── Given data

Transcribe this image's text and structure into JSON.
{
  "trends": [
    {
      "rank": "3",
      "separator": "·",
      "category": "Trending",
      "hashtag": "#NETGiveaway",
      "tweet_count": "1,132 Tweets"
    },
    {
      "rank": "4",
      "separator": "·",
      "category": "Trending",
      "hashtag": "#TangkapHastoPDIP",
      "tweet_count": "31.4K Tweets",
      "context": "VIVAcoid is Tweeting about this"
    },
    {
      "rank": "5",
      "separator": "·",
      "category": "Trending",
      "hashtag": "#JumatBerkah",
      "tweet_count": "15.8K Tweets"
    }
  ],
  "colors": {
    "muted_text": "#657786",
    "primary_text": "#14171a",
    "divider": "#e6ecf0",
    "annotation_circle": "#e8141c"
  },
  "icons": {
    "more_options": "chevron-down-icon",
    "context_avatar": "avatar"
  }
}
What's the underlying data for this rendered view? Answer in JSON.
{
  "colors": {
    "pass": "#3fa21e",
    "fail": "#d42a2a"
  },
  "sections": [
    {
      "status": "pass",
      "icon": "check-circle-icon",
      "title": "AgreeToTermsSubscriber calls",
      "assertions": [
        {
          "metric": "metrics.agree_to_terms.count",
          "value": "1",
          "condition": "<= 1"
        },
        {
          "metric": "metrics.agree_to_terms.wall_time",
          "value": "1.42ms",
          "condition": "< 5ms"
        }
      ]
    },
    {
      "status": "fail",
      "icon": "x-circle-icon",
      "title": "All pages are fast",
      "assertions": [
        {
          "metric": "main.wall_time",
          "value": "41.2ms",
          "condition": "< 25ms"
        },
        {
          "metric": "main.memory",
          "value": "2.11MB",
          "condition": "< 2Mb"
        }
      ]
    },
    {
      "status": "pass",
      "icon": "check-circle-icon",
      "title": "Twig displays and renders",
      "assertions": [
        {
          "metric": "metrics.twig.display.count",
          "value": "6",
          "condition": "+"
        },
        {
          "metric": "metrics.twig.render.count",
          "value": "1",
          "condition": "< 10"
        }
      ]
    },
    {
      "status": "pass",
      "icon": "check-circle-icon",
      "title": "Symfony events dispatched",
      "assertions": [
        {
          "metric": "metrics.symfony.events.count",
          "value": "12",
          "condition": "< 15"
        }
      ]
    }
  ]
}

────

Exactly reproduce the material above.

> Result of the task
Transcribe this image's text and structure into JSON.
{
  "trends": [
    {
      "rank": "3",
      "separator": "·",
      "category": "Trending",
      "hashtag": "#NETGiveaway",
      "tweet_count": "1,132 Tweets"
    },
    {
      "rank": "4",
      "separator": "·",
      "category": "Trending",
      "hashtag": "#TangkapHastoPDIP",
      "tweet_count": "31.4K Tweets",
      "context": "VIVAcoid is Tweeting about this"
    },
    {
      "rank": "5",
      "separator": "·",
      "category": "Trending",
      "hashtag": "#JumatBerkah",
      "tweet_count": "15.8K Tweets"
    }
  ],
  "colors": {
    "muted_text": "#657786",
    "primary_text": "#14171a",
    "divider": "#e6ecf0",
    "annotation_circle": "#e8141c"
  },
  "icons": {
    "more_options": "chevron-down-icon",
    "context_avatar": "avatar"
  }
}
What's the underlying data for this rendered view? Answer in JSON.
{
  "colors": {
    "pass": "#3fa21e",
    "fail": "#d42a2a"
  },
  "sections": [
    {
      "status": "pass",
      "icon": "check-circle-icon",
      "title": "AgreeToTermsSubscriber calls",
      "assertions": [
        {
          "metric": "metrics.agree_to_terms.count",
          "value": "1",
          "condition": "<= 1"
        },
        {
          "metric": "metrics.agree_to_terms.wall_time",
          "value": "1.42ms",
          "condition": "< 5ms"
        }
      ]
    },
    {
      "status": "fail",
      "icon": "x-circle-icon",
      "title": "All pages are fast",
      "assertions": [
        {
          "metric": "main.wall_time",
          "value": "41.2ms",
          "condition": "< 25ms"
        },
        {
          "metric": "main.memory",
          "value": "2.11MB",
          "condition": "< 2Mb"
        }
      ]
    },
    {
      "status": "pass",
      "icon": "check-circle-icon",
      "title": "Twig displays and renders",
      "assertions": [
        {
          "metric": "metrics.twig.display.count",
          "value": "6",
          "condition": "+"
        },
        {
          "metric": "metrics.twig.render.count",
          "value": "1",
          "condition": "< 10"
        }
      ]
    },
    {
      "status": "pass",
      "icon": "check-circle-icon",
      "title": "Symfony events dispatched",
      "assertions": [
        {
          "metric": "metrics.symfony.events.count",
          "value": "12",
          "condition": "< 15"
        }
      ]
    }
  ]
}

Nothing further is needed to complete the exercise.